TASK PROMPT: One exact copy of the listing, minus the images, is the required answer.

◆ ◆ ◆ ◆ ◆

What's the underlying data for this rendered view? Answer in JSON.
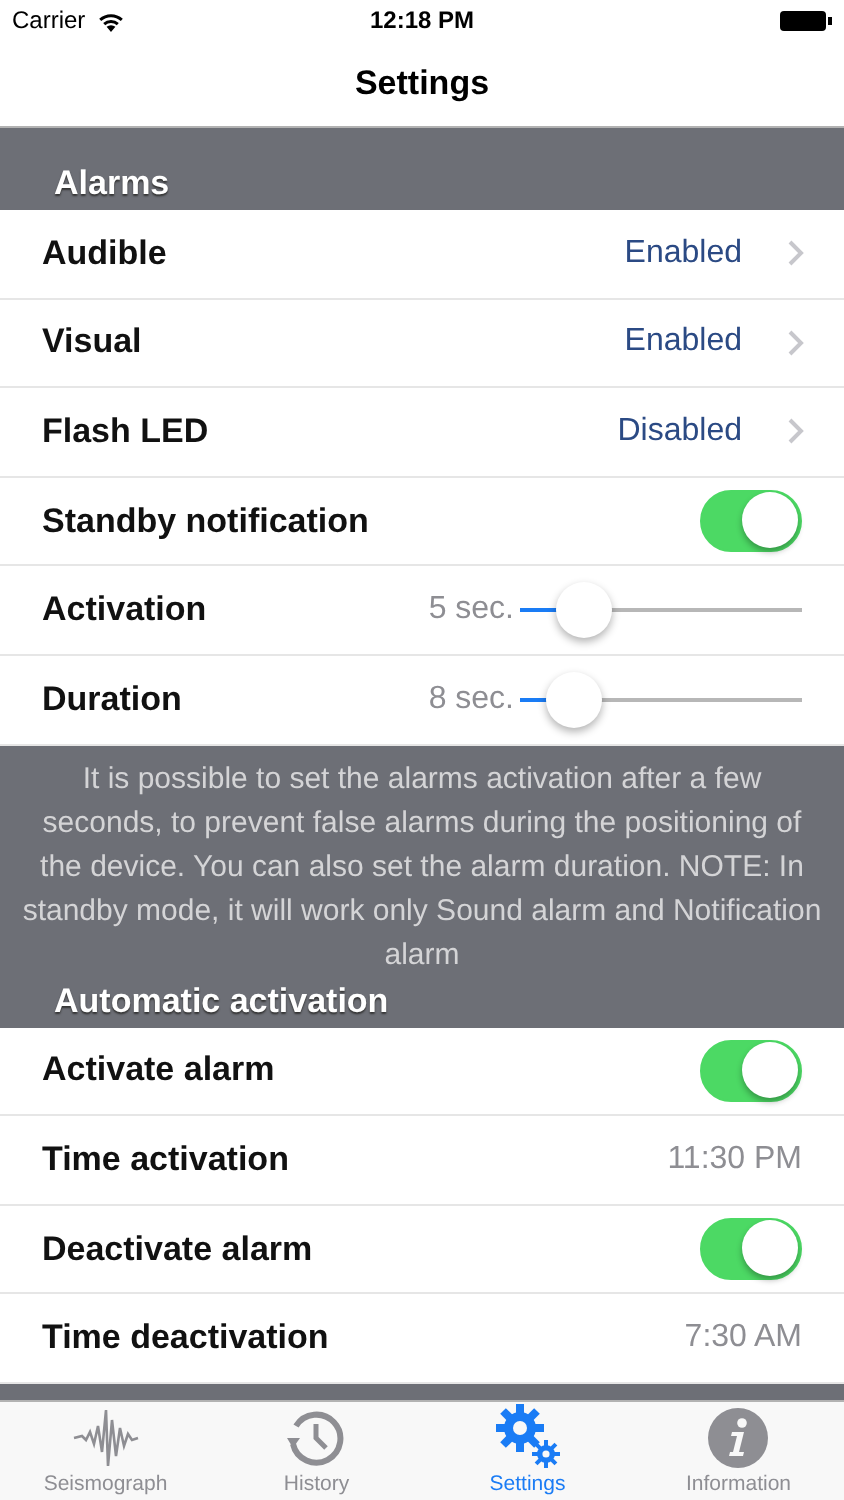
{
  "status_bar": {
    "carrier": "Carrier",
    "time": "12:18 PM"
  },
  "nav": {
    "title": "Settings"
  },
  "sections": [
    {
      "title": "Alarms",
      "rows": [
        {
          "kind": "disclosure",
          "label": "Audible",
          "value": "Enabled"
        },
        {
          "kind": "disclosure",
          "label": "Visual",
          "value": "Enabled"
        },
        {
          "kind": "disclosure",
          "label": "Flash LED",
          "value": "Disabled"
        },
        {
          "kind": "toggle",
          "label": "Standby notification",
          "on": true
        },
        {
          "kind": "slider",
          "label": "Activation",
          "reading": "5 sec.",
          "level": 0.23
        },
        {
          "kind": "slider",
          "label": "Duration",
          "reading": "8 sec.",
          "level": 0.19
        }
      ],
      "footer": "It is possible to set the alarms activation after a few seconds, to prevent false alarms during the positioning of the device. You can also set the alarm duration. NOTE: In standby mode, it will work only Sound alarm and Notification alarm"
    },
    {
      "title": "Automatic activation",
      "rows": [
        {
          "kind": "toggle",
          "label": "Activate alarm",
          "on": true
        },
        {
          "kind": "time",
          "label": "Time activation",
          "value": "11:30 PM"
        },
        {
          "kind": "toggle",
          "label": "Deactivate alarm",
          "on": true
        },
        {
          "kind": "time",
          "label": "Time deactivation",
          "value": "7:30 AM"
        }
      ]
    }
  ],
  "tab_bar": [
    {
      "kind": "seismograph",
      "label": "Seismograph",
      "selected": false
    },
    {
      "kind": "history",
      "label": "History",
      "selected": false
    },
    {
      "kind": "settings",
      "label": "Settings",
      "selected": true
    },
    {
      "kind": "information",
      "label": "Information",
      "selected": false
    }
  ]
}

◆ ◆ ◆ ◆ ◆

WRITTEN RESPONSE:
What's the underlying data for this rendered view? Answer in JSON.
{
  "status_bar": {
    "carrier": "Carrier",
    "time": "12:18 PM"
  },
  "nav": {
    "title": "Settings"
  },
  "sections": [
    {
      "title": "Alarms",
      "rows": [
        {
          "kind": "disclosure",
          "label": "Audible",
          "value": "Enabled"
        },
        {
          "kind": "disclosure",
          "label": "Visual",
          "value": "Enabled"
        },
        {
          "kind": "disclosure",
          "label": "Flash LED",
          "value": "Disabled"
        },
        {
          "kind": "toggle",
          "label": "Standby notification",
          "on": true
        },
        {
          "kind": "slider",
          "label": "Activation",
          "reading": "5 sec.",
          "level": 0.23
        },
        {
          "kind": "slider",
          "label": "Duration",
          "reading": "8 sec.",
          "level": 0.19
        }
      ],
      "footer": "It is possible to set the alarms activation after a few seconds, to prevent false alarms during the positioning of the device. You can also set the alarm duration. NOTE: In standby mode, it will work only Sound alarm and Notification alarm"
    },
    {
      "title": "Automatic activation",
      "rows": [
        {
          "kind": "toggle",
          "label": "Activate alarm",
          "on": true
        },
        {
          "kind": "time",
          "label": "Time activation",
          "value": "11:30 PM"
        },
        {
          "kind": "toggle",
          "label": "Deactivate alarm",
          "on": true
        },
        {
          "kind": "time",
          "label": "Time deactivation",
          "value": "7:30 AM"
        }
      ]
    }
  ],
  "tab_bar": [
    {
      "kind": "seismograph",
      "label": "Seismograph",
      "selected": false
    },
    {
      "kind": "history",
      "label": "History",
      "selected": false
    },
    {
      "kind": "settings",
      "label": "Settings",
      "selected": true
    },
    {
      "kind": "information",
      "label": "Information",
      "selected": false
    }
  ]
}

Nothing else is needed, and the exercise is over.